Reaching no quick fixes, President Barack Obama and Republican leaders in Congress on Tuesday vowed to seek a compromise on their sharply different views about tax cuts before year's end.
"The American people did not vote for gridlock," Obama said following the session. "They did not vote for unyielding partisanship. They're demanding cooperation and they're demanding progress and they'll hold all of us, and I mean all of us, accountable"
There was no consensus on whether to keep Bush era tax cuts in place for the middle class and wealthy alike. But the eight bipartisan congressional leaders and the president agreed to break through their differences by appointing a working group to negotiate a tax cut agreement.

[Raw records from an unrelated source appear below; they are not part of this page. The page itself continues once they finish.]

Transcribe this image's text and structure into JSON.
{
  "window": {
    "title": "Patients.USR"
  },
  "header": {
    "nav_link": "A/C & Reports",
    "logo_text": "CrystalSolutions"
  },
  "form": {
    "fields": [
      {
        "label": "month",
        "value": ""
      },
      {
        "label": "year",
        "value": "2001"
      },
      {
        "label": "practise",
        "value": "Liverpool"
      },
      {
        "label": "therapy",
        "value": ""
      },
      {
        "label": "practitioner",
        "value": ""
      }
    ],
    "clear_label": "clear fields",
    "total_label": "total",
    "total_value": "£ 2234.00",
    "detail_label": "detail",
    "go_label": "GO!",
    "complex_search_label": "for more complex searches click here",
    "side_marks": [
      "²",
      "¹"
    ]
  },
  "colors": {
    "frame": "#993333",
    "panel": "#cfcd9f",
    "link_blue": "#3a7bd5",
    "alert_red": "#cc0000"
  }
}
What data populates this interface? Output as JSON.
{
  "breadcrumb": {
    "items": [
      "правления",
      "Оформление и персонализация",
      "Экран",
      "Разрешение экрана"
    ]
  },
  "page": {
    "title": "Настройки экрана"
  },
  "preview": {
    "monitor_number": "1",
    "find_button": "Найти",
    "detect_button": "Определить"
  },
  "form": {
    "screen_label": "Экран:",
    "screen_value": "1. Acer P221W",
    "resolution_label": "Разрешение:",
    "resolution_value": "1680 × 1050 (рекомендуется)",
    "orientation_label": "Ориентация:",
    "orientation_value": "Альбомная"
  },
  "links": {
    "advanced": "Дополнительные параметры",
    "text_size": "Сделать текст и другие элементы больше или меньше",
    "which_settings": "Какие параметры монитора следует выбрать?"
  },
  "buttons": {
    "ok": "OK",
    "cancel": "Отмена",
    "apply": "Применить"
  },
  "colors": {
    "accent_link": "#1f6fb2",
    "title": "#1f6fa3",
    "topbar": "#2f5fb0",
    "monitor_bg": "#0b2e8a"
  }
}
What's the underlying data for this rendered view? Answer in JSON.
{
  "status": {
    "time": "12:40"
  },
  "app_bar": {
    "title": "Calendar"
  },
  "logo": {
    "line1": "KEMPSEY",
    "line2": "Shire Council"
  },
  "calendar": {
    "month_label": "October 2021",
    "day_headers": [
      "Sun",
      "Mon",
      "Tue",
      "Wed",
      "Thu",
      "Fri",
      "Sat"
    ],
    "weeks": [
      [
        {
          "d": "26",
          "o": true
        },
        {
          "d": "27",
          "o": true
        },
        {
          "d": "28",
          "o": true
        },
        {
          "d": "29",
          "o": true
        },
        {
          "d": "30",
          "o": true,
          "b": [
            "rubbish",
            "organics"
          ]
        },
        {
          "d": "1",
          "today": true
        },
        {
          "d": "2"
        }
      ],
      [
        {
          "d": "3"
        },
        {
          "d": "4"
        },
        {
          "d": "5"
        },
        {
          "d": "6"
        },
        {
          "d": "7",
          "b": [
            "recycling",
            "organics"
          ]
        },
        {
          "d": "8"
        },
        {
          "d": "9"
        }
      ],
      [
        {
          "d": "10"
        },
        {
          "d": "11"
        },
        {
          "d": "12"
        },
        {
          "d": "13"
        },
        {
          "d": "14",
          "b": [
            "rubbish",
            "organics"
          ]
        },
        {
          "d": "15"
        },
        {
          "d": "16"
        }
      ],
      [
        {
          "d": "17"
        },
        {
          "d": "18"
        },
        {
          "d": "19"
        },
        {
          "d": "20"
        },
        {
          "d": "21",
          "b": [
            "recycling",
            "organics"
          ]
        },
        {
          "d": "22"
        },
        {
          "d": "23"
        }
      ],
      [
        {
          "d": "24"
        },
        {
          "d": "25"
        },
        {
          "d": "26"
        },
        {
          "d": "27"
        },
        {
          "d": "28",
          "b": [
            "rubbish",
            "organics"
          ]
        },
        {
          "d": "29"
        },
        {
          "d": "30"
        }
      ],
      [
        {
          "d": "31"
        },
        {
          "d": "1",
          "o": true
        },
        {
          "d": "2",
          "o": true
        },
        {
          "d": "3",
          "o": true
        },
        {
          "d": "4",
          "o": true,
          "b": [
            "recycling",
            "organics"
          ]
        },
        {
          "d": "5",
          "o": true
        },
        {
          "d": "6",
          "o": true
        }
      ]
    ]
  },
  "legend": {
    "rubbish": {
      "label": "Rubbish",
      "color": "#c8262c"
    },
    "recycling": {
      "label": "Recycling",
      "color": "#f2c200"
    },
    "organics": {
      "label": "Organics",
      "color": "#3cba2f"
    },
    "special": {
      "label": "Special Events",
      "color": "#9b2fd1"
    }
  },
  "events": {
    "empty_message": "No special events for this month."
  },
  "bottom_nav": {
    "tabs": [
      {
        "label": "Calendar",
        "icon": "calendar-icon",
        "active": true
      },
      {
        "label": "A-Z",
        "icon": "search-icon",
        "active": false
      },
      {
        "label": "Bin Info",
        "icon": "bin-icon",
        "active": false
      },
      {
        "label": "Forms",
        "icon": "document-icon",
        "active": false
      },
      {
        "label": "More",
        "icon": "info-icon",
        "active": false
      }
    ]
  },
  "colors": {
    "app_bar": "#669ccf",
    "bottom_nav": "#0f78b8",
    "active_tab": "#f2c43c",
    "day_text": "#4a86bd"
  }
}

The president appointed Treasury Secretary Timothy Geithner and budget director Jacob Lew to the group while party leaders will appoint their own representatives. Obama said he expects to hear back from them within the next few days.
The meeting lasted two hours, one hour longer than originally planned. The first 90 minutes included congressional aides, but Obama and the elected officials retreated into the president's private dining room for a more intimate 35 minutes of discussion.
The president said that while differences remain over how to address the expiring tax cuts, there was "broad agreement" that both parties can work together to resolve the issue.
"We agreed that there must be some sensible common ground," Obama said.
Obama said he also planned to hold more sessions with lawmakers, a point that Rep. Eric Cantor of Virginia took note of and applauded. "I was encouraged by the president's remarks regarding his perhaps not having reached out enough to us in -- in the last session," Cantor said, "and that this meeting was the beginning of a series in which he hoped that we could work together in a different fashion for the benefit of the American people, given the problems that we face."
Obama promised to invite the leaders to Camp David, an offer that he said especially pleased Senate Majority Leader Harry Reid, D-Nev., who pointed out that in his 28 years in Congress he had never been to the presidential retreat in the mountains of northern Maryland.
Obama said he also emphasized the importance of ratifying a new nuclear treaty with Russia, a treaty that he said has "broad bipartisan support" from national security advisers and secretaries of Defense and State.
"It's absolutely essential for our national security," Obama said. "We need to get it done."
Senate Republican Leader Mitch McConnell said after the meeting that Senate Republicans first wanted to address the expiring tax cuts and pending spending legislation before tackling other issues. He also said the GOP remains "100 percent" against any tax increases and said they oppose any policy of leaving tax cuts in place for middle class people while raising rates for the wealthy.
House Speaker-in-waiting John Boehner called it a "nice meeting," but said the hard work of achieving bipartisan agreement still lies ahead.
While Obama called the meeting extremely civil, he also spoke of the political realities that often emerge from such meetings — how the leaders of both parties typically fall back on talking points, go before the cameras, try to win the news cycle and paint the other side as unyielding and uncooperative.
"I think there was recognition today that that's a game we can't afford. Not in these times," Obama said. "In a private meeting that I had without staff — without betraying any confidences — I was pleased to see several of my friends in the room say, 'Let's try not to duplicate that.' "